We've noticed your using a old browser this may cause issuse when experincing our site. We recommend updating your browser here this provides the latest browsers for you to download. This just makes sure your experince our website and all others websites in the best possible way. Close

Getting your General Practice on Twitter

by in Social Media

Twitter for GP PracticesHow do you reach your audience when you have news to share – newsletters by email? Signs in the waiting room? In an era where contact time is compromised and the patient-doctor relationship is under threat, what can you as a practice manager do to reinforce the sense of wraparound care your surgery wants to uphold? Twitter offers business owners and service providers the opportunity to add value and communicate easily with their customers, and there’s no reason why your surgery shouldn’t be on it. Learn a few tips and tricks from us and you’ll get the maximum out of your twitter account.

Check It Out

Go to Twitter.com and use the integrated search bar to get an idea of who else is on Twitter in your area. Chances are, your local doctors surgery and dentist are using Twitter to engage their audience, get feedback and share information updates.  See what they’re tweeting about to get an idea of how they’re using this free service to improve the way they connect with their public. Next, have a look at what other general practices are tweeting about to get a sense of what’s useful and what’s not.

You or the Practice

If you want to use Twitter to promote the Practice and inform patients, then it’s best to set the account up as the Practice, rather than yourself as the Practice Manager.. By that I mean pick a username like LakesideGP. You get a limited amount of characters for your username so you may have to abbreviate it using GP. Here are some live examples:

https://twitter.com/LTSurgery2014
https://twitter.com/WhiteRoseGP
https://twitter.com/CherrymeadS

A lot of surgeries retweet @NHSChoices tweets or @bbchealth or @patientuk tweets.

This General Practice tweets a lot of interesting human facts:
https://twitter.com/broadgategp

But remember not to go overboard with one style of tweet. Try and mix it up as much as you can to keep your feed varied.

Set Up An Account

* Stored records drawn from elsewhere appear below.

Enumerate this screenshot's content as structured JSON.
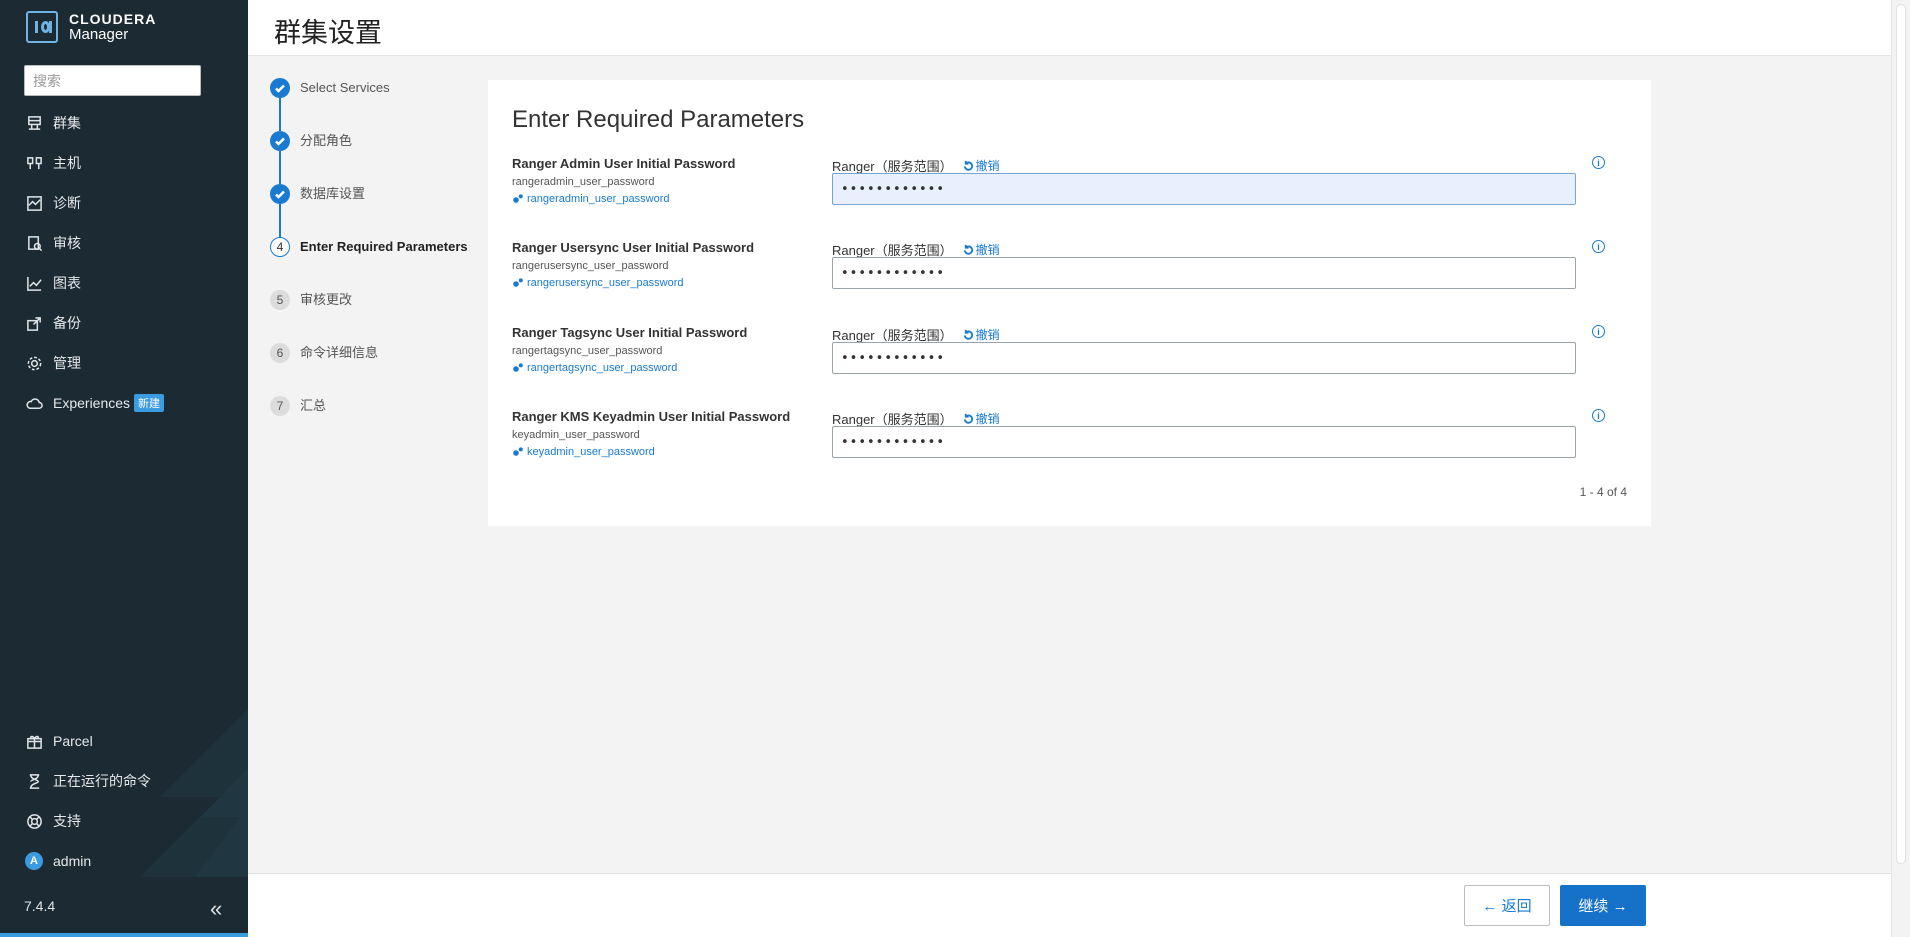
{
  "brand": {
    "name": "CLOUDERA",
    "product": "Manager"
  },
  "search": {
    "placeholder": "搜索"
  },
  "sidebar": {
    "items": [
      {
        "label": "群集",
        "icon": "cluster-icon"
      },
      {
        "label": "主机",
        "icon": "hosts-icon"
      },
      {
        "label": "诊断",
        "icon": "diagnostics-icon"
      },
      {
        "label": "审核",
        "icon": "audit-icon"
      },
      {
        "label": "图表",
        "icon": "charts-icon"
      },
      {
        "label": "备份",
        "icon": "backup-icon"
      },
      {
        "label": "管理",
        "icon": "gear-icon"
      },
      {
        "label": "Experiences",
        "icon": "cloud-icon",
        "badge": "新建"
      }
    ],
    "bottom_items": [
      {
        "label": "Parcel",
        "icon": "gift-icon"
      },
      {
        "label": "正在运行的命令",
        "icon": "hourglass-icon"
      },
      {
        "label": "支持",
        "icon": "lifebuoy-icon"
      },
      {
        "label": "admin",
        "icon": "avatar",
        "avatar_letter": "A"
      }
    ],
    "version": "7.4.4",
    "collapse_label": "«"
  },
  "page": {
    "title": "群集设置"
  },
  "steps": [
    {
      "number": "1",
      "label": "Select Services",
      "state": "done"
    },
    {
      "number": "2",
      "label": "分配角色",
      "state": "done"
    },
    {
      "number": "3",
      "label": "数据库设置",
      "state": "done"
    },
    {
      "number": "4",
      "label": "Enter Required Parameters",
      "state": "active"
    },
    {
      "number": "5",
      "label": "审核更改",
      "state": "todo"
    },
    {
      "number": "6",
      "label": "命令详细信息",
      "state": "todo"
    },
    {
      "number": "7",
      "label": "汇总",
      "state": "todo"
    }
  ],
  "card": {
    "title": "Enter Required Parameters",
    "params": [
      {
        "name": "Ranger Admin User Initial Password",
        "key": "rangeradmin_user_password",
        "link": "rangeradmin_user_password",
        "scope": "Ranger（服务范围）",
        "undo": "撤销",
        "value": "••••••••••••",
        "focused": true
      },
      {
        "name": "Ranger Usersync User Initial Password",
        "key": "rangerusersync_user_password",
        "link": "rangerusersync_user_password",
        "scope": "Ranger（服务范围）",
        "undo": "撤销",
        "value": "••••••••••••",
        "focused": false
      },
      {
        "name": "Ranger Tagsync User Initial Password",
        "key": "rangertagsync_user_password",
        "link": "rangertagsync_user_password",
        "scope": "Ranger（服务范围）",
        "undo": "撤销",
        "value": "••••••••••••",
        "focused": false
      },
      {
        "name": "Ranger KMS Keyadmin User Initial Password",
        "key": "keyadmin_user_password",
        "link": "keyadmin_user_password",
        "scope": "Ranger（服务范围）",
        "undo": "撤销",
        "value": "••••••••••••",
        "focused": false
      }
    ],
    "pager": "1 - 4 of 4"
  },
  "footer": {
    "back_label": "← 返回",
    "next_label": "继续 →"
  },
  "colors": {
    "sidebar_bg": "#1b2a33",
    "accent": "#1a7ad0",
    "primary_button": "#1672c9"
  }
}
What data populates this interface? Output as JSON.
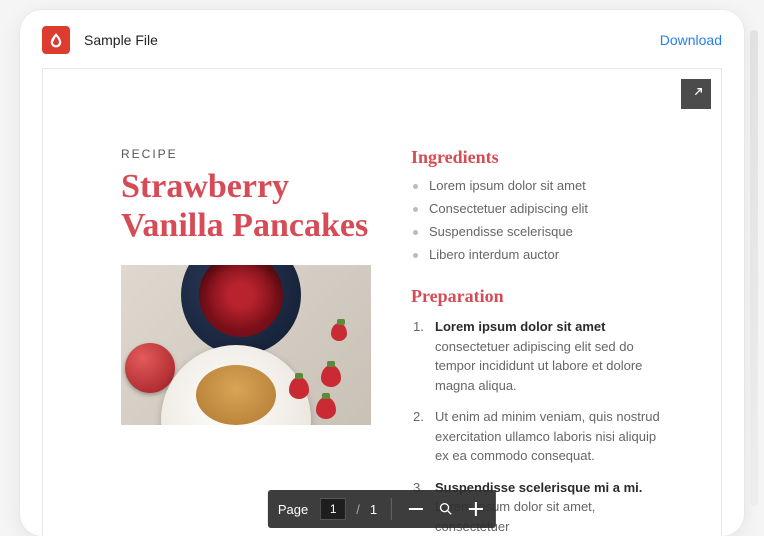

Signing up to Twitter takes minutes. If you think you might want other staff to share the Tweeting responsibilities, use a common email account rather than your own one. Choose an unusual password to avoid being hacked by chancers, and share it on a strictly need-to-know basis. Go for a username that your patients are likely to search for, and write a nice succinct bio for your profile. Again, see what other surgeries write to get an idea of what works.

Follow Others

Time to start following accounts you’d find it useful to get updates from. Remember, Twitter is as much about receiving news as it is a platform for broadcast. The best users recognise this and treat it as a two-way forum and not just a soapbox! We also recommend following accounts like @NHSChoices. @nhs_headlines, @NHSEngland @BBCBreaking and of course, @practiceindexgp for starters. Then cast the net wider and follow other local businesses and care providers. In all likelihood, they’ll follow you back and become part of your audience. Retweet interesting news and updates too, so your patient followers get access to relevant local and industry-related happenings. Even if you’re sharing news of unplanned roadworks in your town centre, it’ll create that sense of community and care you’re keen to foster.

Connect

This is the most important bit. First of all, you should use the platform to share important updates like changes to opening hours, details on new GPs and links to your latest newsletter. Next, use it to start conversations with your followers. Once your patients know you’re on Twitter (make some posters to publicise this in your waiting room) you can start asking them for feedback and opinion on how to improve things – and let them know they can tweet you any questions they have as well. Just make sure you have someone manning the account on a daily basis so you can respond in a timely manner, and it may be worth making it clear that medical and appointment-related questions can’t be handled on Twitter! Responding to patients’ queries on Twitter will publicise both the question and the answer, so answering one query on Twitter can in theory cut down on several incoming phone calls.

—-

Is your practice already on Twitter? What are your top tips for getting the most out of it? 

Rating
[Total: 4    Average: 4.3/5]
,
Practice Index

Practice Index

We are a dedicated team delivering news and free services to GP Practice Managers across the UK.

View all posts by Practice Index
Social media in the workplace

June 6, 2019

Your practice on social media: A beginner’s guide

September 26, 2019

No comments yet.

Get in the know! Keeping practice managers updated and connected.

Subscribe to our FREE weekly email newsletter: